GALAK-Z: Variant S
Galak-Z: Variant S just feels a bit soulless, as someone who has played the original. Where that game was sleek and well designed, this feels basic and haphazard. The Switch would have been far better served by a port of the first game, and when you add microtransactions into the mix you get a spoiled experience and a somewhat tainted memory of a better time for the series.
Galak-Z may not have the most jaw-dropping storyline or complex gameplay, but it is still greatly worth the playthrough — especially since it comes at no charge to you.
Galak-Z: Variant S is a more focused and tighter experience than its forerunner, but one that offers surprising depth thanks to the often staggering upgrade opportunities on offer. By taking the freemium route developer 17-Bit Studios has been forced to introduce timers which can be overridden by spending actual cash, but these are thoughtfully deployed and even if you do decide to dig deep in your pocket, you'll still need considerable shooting skills to overcome the increasingly stern - if somewhat repetitive - challenge.

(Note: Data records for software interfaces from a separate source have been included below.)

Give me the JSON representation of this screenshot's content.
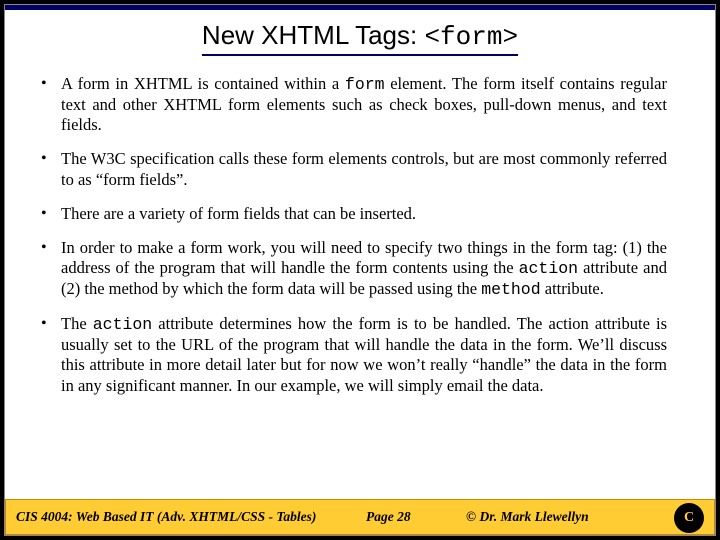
{
  "title": {
    "prefix": "New XHTML Tags: ",
    "tag": "<form>"
  },
  "bullets": {
    "b0a": "A form in XHTML is contained within a ",
    "b0b": "form",
    "b0c": " element.  The form itself contains regular text and other XHTML form elements such as check boxes, pull-down menus, and text fields.",
    "b1": "The W3C specification calls these form elements controls, but are most commonly referred to as “form fields”.",
    "b2": "There are a variety of form fields that can be inserted.",
    "b3a": "In order to make a form work, you will need to specify two things in the form tag: (1) the address of the program that will handle the form contents using the ",
    "b3b": "action",
    "b3c": " attribute and (2) the method by which the form data will be passed using the ",
    "b3d": "method",
    "b3e": " attribute.",
    "b4a": "The ",
    "b4b": "action",
    "b4c": " attribute determines how the form is to be handled.  The action attribute is usually set to the URL of the program that will handle the data in the form.  We’ll discuss this attribute in more detail later but for now we won’t really “handle” the data in the form in any significant manner.  In our example, we will simply email the data."
  },
  "footer": {
    "course": "CIS 4004: Web Based IT (Adv. XHTML/CSS - Tables)",
    "page": "Page 28",
    "author": "© Dr. Mark Llewellyn",
    "logoLetter": "C"
  }
}
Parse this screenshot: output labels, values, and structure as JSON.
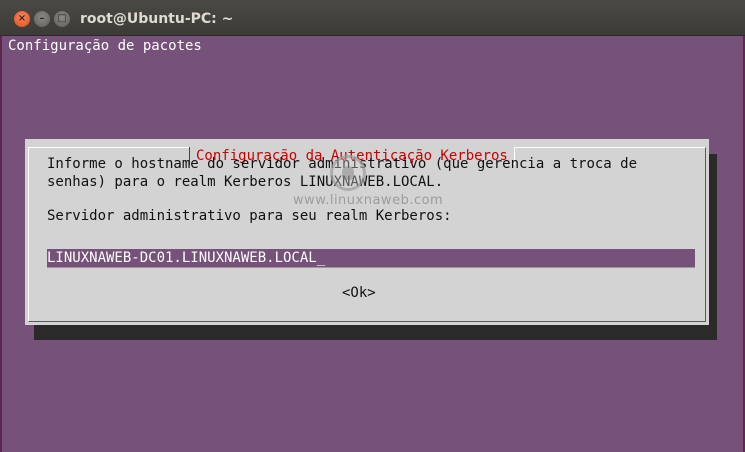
{
  "window": {
    "title": "root@Ubuntu-PC: ~",
    "controls": {
      "close": "×",
      "minimize": "–",
      "maximize": "□"
    }
  },
  "terminal": {
    "header_line": "Configuração de pacotes"
  },
  "dialog": {
    "title": "Configuração da Autenticação Kerberos",
    "description_line1": "Informe o hostname do servidor administrativo (que gerencia a troca de",
    "description_line2": "senhas) para o realm Kerberos LINUXNAWEB.LOCAL.",
    "prompt": "Servidor administrativo para seu realm Kerberos:",
    "input_value": "LINUXNAWEB-DC01.LINUXNAWEB.LOCAL_",
    "ok_label": "<Ok>"
  },
  "watermark": {
    "text": "www.linuxnaweb.com"
  },
  "colors": {
    "terminal_bg": "#76517a",
    "dialog_bg": "#d3d3d3",
    "dialog_title": "#cc0000",
    "titlebar": "#3c3b37"
  }
}
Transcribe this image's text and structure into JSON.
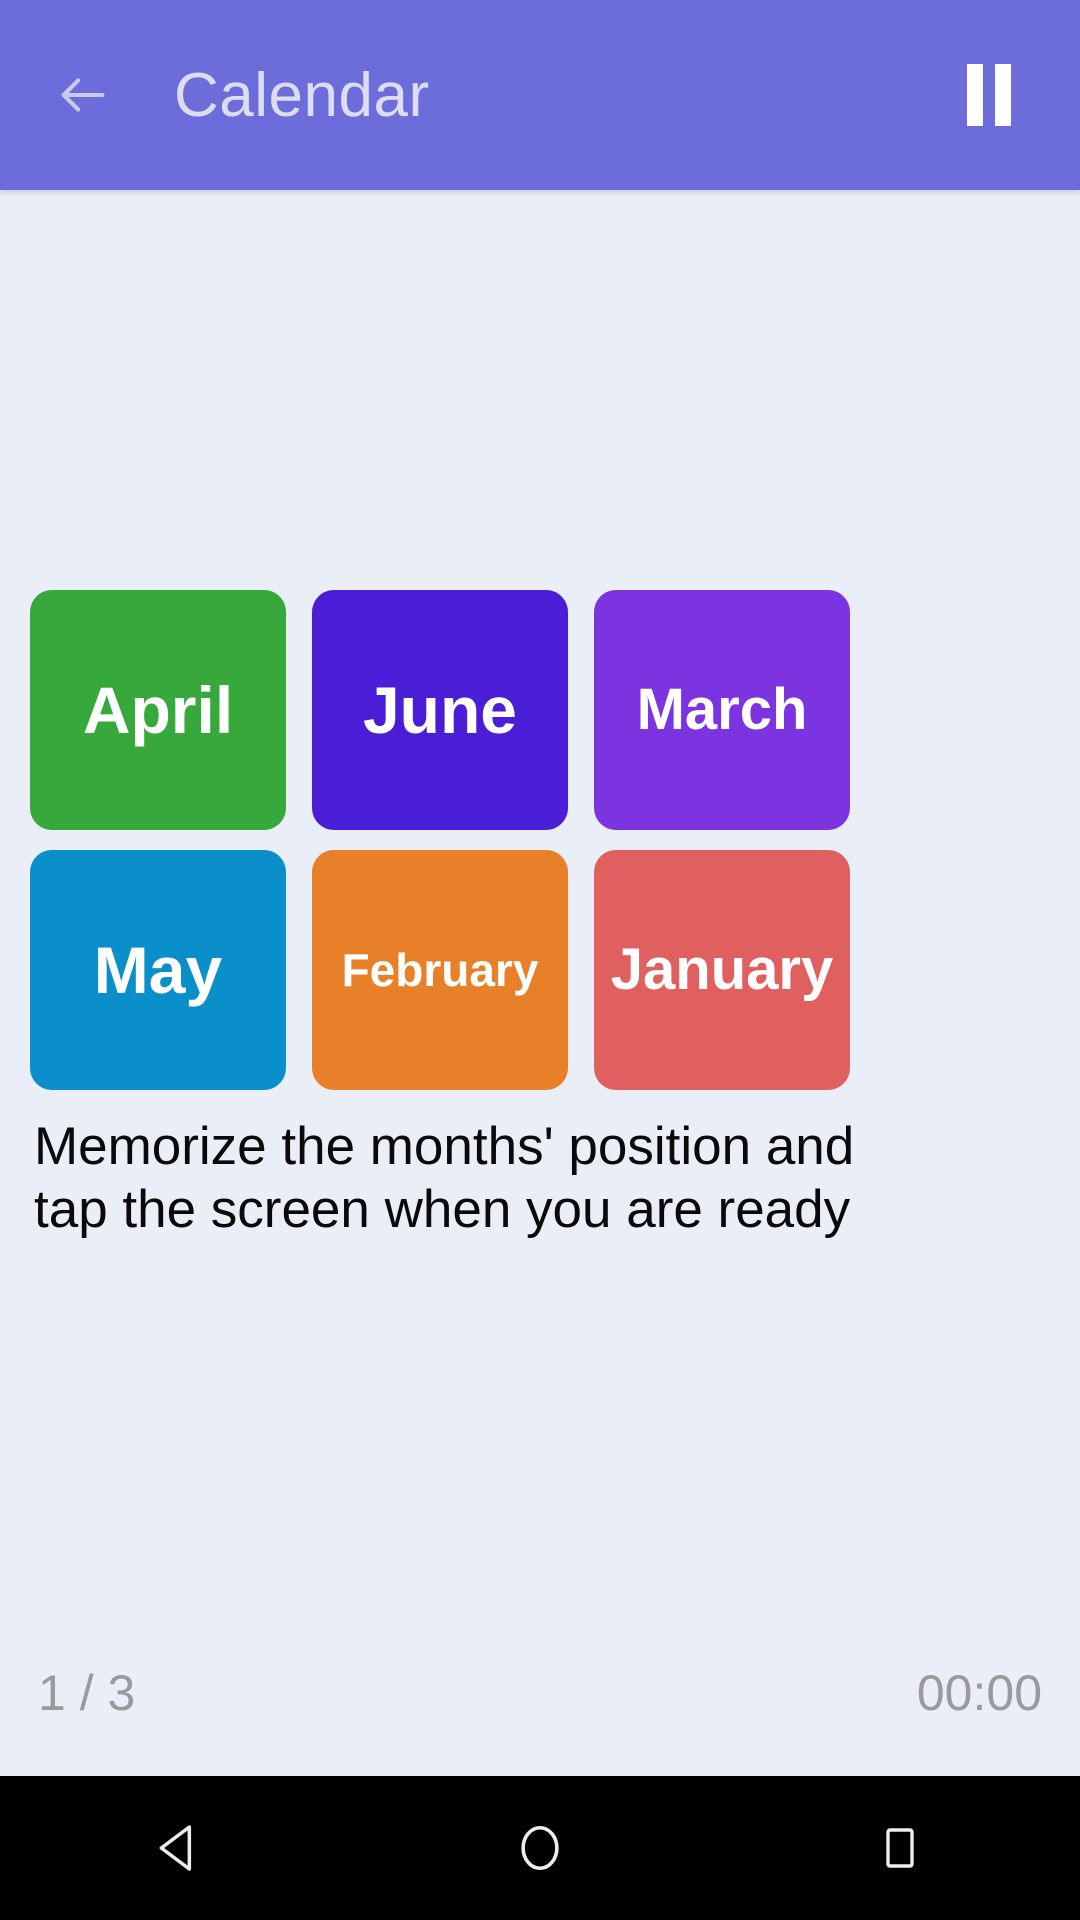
{
  "appbar": {
    "title": "Calendar",
    "back_icon": "back-arrow-icon",
    "pause_icon": "pause-icon",
    "background_color": "#6C6DDB",
    "title_color": "#DCDCF2"
  },
  "screen": {
    "background_color": "#EAEEF7"
  },
  "grid": {
    "columns": 3,
    "rows": 2,
    "tiles": [
      {
        "label": "April",
        "color": "#37A93C",
        "size": "lg",
        "position": "r1c1"
      },
      {
        "label": "June",
        "color": "#4A1ED6",
        "size": "lg",
        "position": "r1c2"
      },
      {
        "label": "March",
        "color": "#7B34E0",
        "size": "md",
        "position": "r1c3"
      },
      {
        "label": "May",
        "color": "#0B8FCB",
        "size": "lg",
        "position": "r2c1"
      },
      {
        "label": "February",
        "color": "#E8802A",
        "size": "sm",
        "position": "r2c2"
      },
      {
        "label": "January",
        "color": "#E06060",
        "size": "md",
        "position": "r2c3"
      }
    ]
  },
  "instruction": {
    "text": "Memorize the months' position and tap the screen when you are ready"
  },
  "status": {
    "progress": "1 / 3",
    "timer": "00:00",
    "color": "#9A9A9E"
  },
  "navbar": {
    "back_icon": "nav-back-triangle-icon",
    "home_icon": "nav-home-circle-icon",
    "recents_icon": "nav-recents-square-icon",
    "background_color": "#000000"
  }
}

Galak-Z: Variant S is an interesting mobile 2D action space adventure that feels right at home on the Switch as a casual title for playing on the way to work or on the train. Unfortunately, although the art style and gameplay are well put together and fun to play, the microtransactions severely hinder the experience.
Galak-Z: Variant S is a beautiful game, I just wish it did not feel so repetitive in its gameplay.
Galak-Z: Variant S is a simple shooter that is fun in short stints. The controls are fun, the level design is outstanding, but the motivating factors of the game, which include upgrades, needs to be improved a little before it becomes great. As it stands right now, it's a good space shooter with some potential for improvement in the future.
Don't think that playing offline is a clever way of avoiding big brother, you can't get past the title screen without an internet connection so portable for most is not an option. But wait, what about that opt-out button in the settings, well clicking on that doesn't actually opt you out from data collection, it's just a cruel reminder that if you don't want to be tracked than you can't play. All of this is essentially a reminder that you get what you pay for, and I would probably just save my money.